Evacuated from London as a thirteen-year-old girl, Edie’s mother is chosen by the mysterious Juniper Blythe and taken to live at Milderhurst Castle with the Blythe family: Juniper, her twin sisters and their father, Raymond, author of a 1918 children’s classic, The True History of the Mud Man. In the grand and glorious Milderhurst Castle, a new world opens up for Edie’s mother. She discovers the joys of books and fantasy and writing, but also, ultimately, the dangers.
Fifty years later, as Edie chases the answers to her mother’s riddle, she, too, is drawn to Milderhurst Castle and the eccentric Sisters Blythe. Old ladies now, the three still live together, the twins nursing Juniper, whose abandonment by her fiancé in 1941 plunged her into madness.
Inside the decaying castle, Edie begins to unravel her mother’s past. But there are other secrets hidden in the stones of Milderhurst Castle, and Edie is about to learn more than she expected. The truth of what happened in the distant hours has been waiting a long time for someone to find it.
For it is said, you know, that a letter will always seek a reader; that sooner or later, like it or not, words have a way of finding the light, of making their secrets known.
I bought the The Distant Hours at a garage sale for $2 I think. Such a bargain!
The book is about Edith Burchill, a young lady who works in publishing and has never really connected with her mother. One day a letter turns up for her mother, and from that moment the secrets and puzzles of the past start to unravel.

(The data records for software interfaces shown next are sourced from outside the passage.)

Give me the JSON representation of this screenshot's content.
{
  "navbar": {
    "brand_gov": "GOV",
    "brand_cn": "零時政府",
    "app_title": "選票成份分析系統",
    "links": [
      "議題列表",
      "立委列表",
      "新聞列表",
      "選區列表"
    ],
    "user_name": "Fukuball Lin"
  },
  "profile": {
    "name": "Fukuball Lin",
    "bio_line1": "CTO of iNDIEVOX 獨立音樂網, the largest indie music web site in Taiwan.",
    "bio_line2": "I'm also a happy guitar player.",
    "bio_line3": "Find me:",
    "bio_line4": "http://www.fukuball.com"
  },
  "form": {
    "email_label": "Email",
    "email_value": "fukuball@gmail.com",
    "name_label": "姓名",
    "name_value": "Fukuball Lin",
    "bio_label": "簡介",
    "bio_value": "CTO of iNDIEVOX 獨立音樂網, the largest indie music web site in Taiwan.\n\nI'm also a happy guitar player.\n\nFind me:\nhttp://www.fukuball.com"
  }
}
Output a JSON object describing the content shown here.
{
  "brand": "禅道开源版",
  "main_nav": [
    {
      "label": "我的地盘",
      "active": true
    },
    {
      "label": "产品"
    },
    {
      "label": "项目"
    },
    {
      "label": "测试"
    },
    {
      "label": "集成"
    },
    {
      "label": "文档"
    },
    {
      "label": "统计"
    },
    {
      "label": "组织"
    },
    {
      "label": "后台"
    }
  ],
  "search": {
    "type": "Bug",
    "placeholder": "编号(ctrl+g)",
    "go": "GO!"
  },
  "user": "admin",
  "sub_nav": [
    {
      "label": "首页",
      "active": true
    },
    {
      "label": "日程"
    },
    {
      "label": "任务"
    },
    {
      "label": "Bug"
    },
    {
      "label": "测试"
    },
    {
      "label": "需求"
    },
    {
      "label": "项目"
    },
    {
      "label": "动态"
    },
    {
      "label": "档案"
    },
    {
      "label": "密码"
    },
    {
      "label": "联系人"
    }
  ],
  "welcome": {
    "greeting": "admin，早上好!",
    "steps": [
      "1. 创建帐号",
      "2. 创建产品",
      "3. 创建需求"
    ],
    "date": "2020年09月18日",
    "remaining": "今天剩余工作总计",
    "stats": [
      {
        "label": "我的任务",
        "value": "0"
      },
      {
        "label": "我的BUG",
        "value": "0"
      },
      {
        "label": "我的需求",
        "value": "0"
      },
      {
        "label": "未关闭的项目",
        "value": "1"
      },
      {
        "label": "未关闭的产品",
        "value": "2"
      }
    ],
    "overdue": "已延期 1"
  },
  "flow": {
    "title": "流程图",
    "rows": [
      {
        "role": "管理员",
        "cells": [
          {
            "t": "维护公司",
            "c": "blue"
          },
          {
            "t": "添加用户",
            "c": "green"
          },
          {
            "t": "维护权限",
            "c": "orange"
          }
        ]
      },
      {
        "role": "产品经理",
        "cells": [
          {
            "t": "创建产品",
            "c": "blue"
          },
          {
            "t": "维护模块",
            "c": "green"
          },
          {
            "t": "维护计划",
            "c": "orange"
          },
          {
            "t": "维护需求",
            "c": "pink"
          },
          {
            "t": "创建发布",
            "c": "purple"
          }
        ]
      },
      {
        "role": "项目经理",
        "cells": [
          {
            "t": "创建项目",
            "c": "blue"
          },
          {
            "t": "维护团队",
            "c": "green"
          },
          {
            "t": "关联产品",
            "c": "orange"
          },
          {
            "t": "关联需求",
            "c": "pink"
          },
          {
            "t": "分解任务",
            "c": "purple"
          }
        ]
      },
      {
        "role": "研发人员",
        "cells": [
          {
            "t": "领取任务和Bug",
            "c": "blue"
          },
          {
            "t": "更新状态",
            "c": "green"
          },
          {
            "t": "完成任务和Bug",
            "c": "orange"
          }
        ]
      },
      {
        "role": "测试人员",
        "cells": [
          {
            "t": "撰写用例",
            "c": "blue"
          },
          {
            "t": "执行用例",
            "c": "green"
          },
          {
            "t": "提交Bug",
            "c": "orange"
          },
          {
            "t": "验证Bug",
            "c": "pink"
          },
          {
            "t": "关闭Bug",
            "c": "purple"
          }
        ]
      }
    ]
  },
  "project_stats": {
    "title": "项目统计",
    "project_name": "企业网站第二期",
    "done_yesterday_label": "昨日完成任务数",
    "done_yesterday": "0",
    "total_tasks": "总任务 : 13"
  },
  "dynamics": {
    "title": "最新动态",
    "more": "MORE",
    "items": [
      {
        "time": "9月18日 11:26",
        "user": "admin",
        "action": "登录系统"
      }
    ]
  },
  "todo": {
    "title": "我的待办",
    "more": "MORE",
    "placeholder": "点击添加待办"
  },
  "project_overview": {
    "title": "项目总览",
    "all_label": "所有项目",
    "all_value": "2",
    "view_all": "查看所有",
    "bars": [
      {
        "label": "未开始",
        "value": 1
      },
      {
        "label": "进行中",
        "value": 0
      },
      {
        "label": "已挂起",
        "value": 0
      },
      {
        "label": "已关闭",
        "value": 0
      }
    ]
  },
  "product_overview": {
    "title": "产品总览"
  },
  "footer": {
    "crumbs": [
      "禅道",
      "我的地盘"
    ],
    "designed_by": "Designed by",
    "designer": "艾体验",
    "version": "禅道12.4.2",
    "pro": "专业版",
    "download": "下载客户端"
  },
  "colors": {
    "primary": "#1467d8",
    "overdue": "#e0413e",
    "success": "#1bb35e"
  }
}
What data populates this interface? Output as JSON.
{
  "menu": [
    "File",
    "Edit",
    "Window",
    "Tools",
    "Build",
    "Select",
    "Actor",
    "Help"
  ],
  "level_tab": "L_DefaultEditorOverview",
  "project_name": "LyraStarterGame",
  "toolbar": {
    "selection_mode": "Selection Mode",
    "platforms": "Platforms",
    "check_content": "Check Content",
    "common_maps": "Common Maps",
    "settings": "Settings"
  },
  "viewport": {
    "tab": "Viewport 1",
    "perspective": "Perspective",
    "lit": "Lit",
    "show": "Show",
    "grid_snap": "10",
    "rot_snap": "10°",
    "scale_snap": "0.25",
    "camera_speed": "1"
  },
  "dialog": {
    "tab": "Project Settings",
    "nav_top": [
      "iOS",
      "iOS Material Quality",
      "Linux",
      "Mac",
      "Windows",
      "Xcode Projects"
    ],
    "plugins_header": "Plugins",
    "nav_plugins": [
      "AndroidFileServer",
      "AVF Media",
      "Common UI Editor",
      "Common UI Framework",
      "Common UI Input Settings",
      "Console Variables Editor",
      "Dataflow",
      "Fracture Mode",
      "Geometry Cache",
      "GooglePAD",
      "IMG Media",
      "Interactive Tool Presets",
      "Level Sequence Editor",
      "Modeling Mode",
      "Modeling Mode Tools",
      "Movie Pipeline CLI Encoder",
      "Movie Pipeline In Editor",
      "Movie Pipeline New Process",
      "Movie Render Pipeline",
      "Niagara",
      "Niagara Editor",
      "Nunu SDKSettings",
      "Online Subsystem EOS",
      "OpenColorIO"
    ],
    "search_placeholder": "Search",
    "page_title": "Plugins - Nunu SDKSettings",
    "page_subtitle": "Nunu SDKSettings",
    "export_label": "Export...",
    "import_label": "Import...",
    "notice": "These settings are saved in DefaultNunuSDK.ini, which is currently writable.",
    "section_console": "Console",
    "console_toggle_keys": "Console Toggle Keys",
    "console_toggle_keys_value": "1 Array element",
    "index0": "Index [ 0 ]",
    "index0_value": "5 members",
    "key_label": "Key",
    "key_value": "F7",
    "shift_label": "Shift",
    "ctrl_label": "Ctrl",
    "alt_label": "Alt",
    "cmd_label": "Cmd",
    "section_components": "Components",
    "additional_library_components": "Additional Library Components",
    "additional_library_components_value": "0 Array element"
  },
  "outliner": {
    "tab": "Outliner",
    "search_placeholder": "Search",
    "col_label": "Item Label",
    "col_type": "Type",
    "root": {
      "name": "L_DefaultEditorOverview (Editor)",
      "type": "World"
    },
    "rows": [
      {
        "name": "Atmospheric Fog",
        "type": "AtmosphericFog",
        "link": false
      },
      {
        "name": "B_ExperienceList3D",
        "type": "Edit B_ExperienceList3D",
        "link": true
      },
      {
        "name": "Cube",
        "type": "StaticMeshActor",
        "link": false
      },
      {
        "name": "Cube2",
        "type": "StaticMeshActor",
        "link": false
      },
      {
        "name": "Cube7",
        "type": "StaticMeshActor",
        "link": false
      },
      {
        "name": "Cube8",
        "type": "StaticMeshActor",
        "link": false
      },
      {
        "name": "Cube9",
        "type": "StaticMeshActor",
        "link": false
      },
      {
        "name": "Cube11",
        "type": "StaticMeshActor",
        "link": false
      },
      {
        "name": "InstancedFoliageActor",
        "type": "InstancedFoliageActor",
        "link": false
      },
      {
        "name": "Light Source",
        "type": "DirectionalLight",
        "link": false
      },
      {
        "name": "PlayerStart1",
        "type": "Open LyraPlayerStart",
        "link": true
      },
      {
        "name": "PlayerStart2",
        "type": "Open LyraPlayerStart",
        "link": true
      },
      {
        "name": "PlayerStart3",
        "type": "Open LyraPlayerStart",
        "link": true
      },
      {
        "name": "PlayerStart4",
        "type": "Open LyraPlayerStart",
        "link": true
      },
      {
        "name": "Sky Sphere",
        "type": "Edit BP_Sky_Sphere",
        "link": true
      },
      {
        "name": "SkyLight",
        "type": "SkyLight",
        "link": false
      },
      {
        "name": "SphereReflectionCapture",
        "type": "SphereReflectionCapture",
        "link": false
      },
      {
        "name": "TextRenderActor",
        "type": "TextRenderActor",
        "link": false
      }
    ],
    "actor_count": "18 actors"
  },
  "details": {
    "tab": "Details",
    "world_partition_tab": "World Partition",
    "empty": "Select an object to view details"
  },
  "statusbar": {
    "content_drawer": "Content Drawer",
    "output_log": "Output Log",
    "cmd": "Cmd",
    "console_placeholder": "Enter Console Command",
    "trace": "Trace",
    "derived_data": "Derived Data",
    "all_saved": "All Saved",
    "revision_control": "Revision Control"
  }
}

The story was cleverly written alternating between the present and the past and from a few different perspectives. It also changed from being first person for Edith and third person for everyone else. At first I found this a little challenging to read however it made a lot of sense to do it that way and I soon became used to the switching styles.
Edith or Edie as she’s mainly known, was a likeable character that I was able to connect with fairly well. Her mother frustrated me at the beginning however as the book went on and what she’d carried for so many years was revealed, I was able to understand where she had been coming from. I also appreciated how her character grew and was able to move on. I liked Edie’s Dad and Herbert, her boss. The Blythe sisters left me with many different emotions, all which kept changing as the book went on.
The story was very interesting and there was a lot of mystery throughout and different threads intertwined together. It was definitely hard to put down.
The book is quite sad and even though it didn’t make me cry as such, it certainly leaves a bit of a depressing mark on you.
There was a lot of vivid description throughout and it is written in a very abstract way. At first I found it a bit bewildering however I soon adjusted. If you like straightforward writing then you might struggle with enjoying this. I think it melds well with the rest of the story.
I enjoyed reading this book, I enjoyed the mystery and secrets. I did find it sad and without spoiling the ending, I was a bit like, “Why?! Why?!”
I would definitely recommend this book for those who like family saga, drama, and mystery. Although this was superbly written, The Forgotten Garden is still my favourite Kate Morton book.